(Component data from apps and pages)
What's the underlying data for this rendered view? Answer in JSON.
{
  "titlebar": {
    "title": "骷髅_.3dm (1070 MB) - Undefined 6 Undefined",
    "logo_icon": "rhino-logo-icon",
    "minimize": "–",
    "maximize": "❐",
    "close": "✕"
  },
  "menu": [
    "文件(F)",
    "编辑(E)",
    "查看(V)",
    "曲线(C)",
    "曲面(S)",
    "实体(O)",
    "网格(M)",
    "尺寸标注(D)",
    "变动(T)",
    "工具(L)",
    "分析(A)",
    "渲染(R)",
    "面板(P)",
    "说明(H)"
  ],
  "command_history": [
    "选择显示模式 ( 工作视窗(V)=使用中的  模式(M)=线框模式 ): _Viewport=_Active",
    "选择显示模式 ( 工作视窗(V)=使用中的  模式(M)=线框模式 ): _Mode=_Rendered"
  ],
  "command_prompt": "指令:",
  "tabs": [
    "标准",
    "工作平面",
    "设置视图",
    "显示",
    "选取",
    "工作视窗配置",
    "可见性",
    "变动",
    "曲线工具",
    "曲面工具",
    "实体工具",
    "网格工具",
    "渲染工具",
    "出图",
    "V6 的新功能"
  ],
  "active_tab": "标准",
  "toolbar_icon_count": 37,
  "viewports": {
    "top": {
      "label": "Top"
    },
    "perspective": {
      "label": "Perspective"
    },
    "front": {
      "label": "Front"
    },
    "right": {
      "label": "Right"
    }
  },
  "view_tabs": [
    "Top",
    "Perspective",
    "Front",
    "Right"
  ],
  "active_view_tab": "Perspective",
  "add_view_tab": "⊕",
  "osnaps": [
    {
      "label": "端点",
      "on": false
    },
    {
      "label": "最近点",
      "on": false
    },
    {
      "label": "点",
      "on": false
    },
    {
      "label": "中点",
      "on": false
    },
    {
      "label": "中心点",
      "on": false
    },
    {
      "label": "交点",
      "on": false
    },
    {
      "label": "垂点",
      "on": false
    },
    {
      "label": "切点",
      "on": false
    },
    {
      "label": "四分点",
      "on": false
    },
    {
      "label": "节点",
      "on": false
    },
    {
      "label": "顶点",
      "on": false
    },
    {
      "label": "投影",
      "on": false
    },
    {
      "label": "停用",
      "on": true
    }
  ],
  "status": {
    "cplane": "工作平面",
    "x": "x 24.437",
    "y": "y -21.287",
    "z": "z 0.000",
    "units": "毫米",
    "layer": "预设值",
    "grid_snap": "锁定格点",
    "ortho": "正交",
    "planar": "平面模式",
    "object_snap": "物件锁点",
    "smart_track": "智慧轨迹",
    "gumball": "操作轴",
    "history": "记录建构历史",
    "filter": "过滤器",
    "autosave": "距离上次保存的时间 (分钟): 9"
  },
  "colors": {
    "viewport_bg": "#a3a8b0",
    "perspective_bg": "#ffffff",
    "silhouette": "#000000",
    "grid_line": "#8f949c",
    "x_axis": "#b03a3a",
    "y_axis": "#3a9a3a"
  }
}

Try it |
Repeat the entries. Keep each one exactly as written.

Result |
What's the underlying data for this rendered view? Answer in JSON.
{
  "titlebar": {
    "title": "骷髅_.3dm (1070 MB) - Undefined 6 Undefined",
    "logo_icon": "rhino-logo-icon",
    "minimize": "–",
    "maximize": "❐",
    "close": "✕"
  },
  "menu": [
    "文件(F)",
    "编辑(E)",
    "查看(V)",
    "曲线(C)",
    "曲面(S)",
    "实体(O)",
    "网格(M)",
    "尺寸标注(D)",
    "变动(T)",
    "工具(L)",
    "分析(A)",
    "渲染(R)",
    "面板(P)",
    "说明(H)"
  ],
  "command_history": [
    "选择显示模式 ( 工作视窗(V)=使用中的  模式(M)=线框模式 ): _Viewport=_Active",
    "选择显示模式 ( 工作视窗(V)=使用中的  模式(M)=线框模式 ): _Mode=_Rendered"
  ],
  "command_prompt": "指令:",
  "tabs": [
    "标准",
    "工作平面",
    "设置视图",
    "显示",
    "选取",
    "工作视窗配置",
    "可见性",
    "变动",
    "曲线工具",
    "曲面工具",
    "实体工具",
    "网格工具",
    "渲染工具",
    "出图",
    "V6 的新功能"
  ],
  "active_tab": "标准",
  "toolbar_icon_count": 37,
  "viewports": {
    "top": {
      "label": "Top"
    },
    "perspective": {
      "label": "Perspective"
    },
    "front": {
      "label": "Front"
    },
    "right": {
      "label": "Right"
    }
  },
  "view_tabs": [
    "Top",
    "Perspective",
    "Front",
    "Right"
  ],
  "active_view_tab": "Perspective",
  "add_view_tab": "⊕",
  "osnaps": [
    {
      "label": "端点",
      "on": false
    },
    {
      "label": "最近点",
      "on": false
    },
    {
      "label": "点",
      "on": false
    },
    {
      "label": "中点",
      "on": false
    },
    {
      "label": "中心点",
      "on": false
    },
    {
      "label": "交点",
      "on": false
    },
    {
      "label": "垂点",
      "on": false
    },
    {
      "label": "切点",
      "on": false
    },
    {
      "label": "四分点",
      "on": false
    },
    {
      "label": "节点",
      "on": false
    },
    {
      "label": "顶点",
      "on": false
    },
    {
      "label": "投影",
      "on": false
    },
    {
      "label": "停用",
      "on": true
    }
  ],
  "status": {
    "cplane": "工作平面",
    "x": "x 24.437",
    "y": "y -21.287",
    "z": "z 0.000",
    "units": "毫米",
    "layer": "预设值",
    "grid_snap": "锁定格点",
    "ortho": "正交",
    "planar": "平面模式",
    "object_snap": "物件锁点",
    "smart_track": "智慧轨迹",
    "gumball": "操作轴",
    "history": "记录建构历史",
    "filter": "过滤器",
    "autosave": "距离上次保存的时间 (分钟): 9"
  },
  "colors": {
    "viewport_bg": "#a3a8b0",
    "perspective_bg": "#ffffff",
    "silhouette": "#000000",
    "grid_line": "#8f949c",
    "x_axis": "#b03a3a",
    "y_axis": "#3a9a3a"
  }
}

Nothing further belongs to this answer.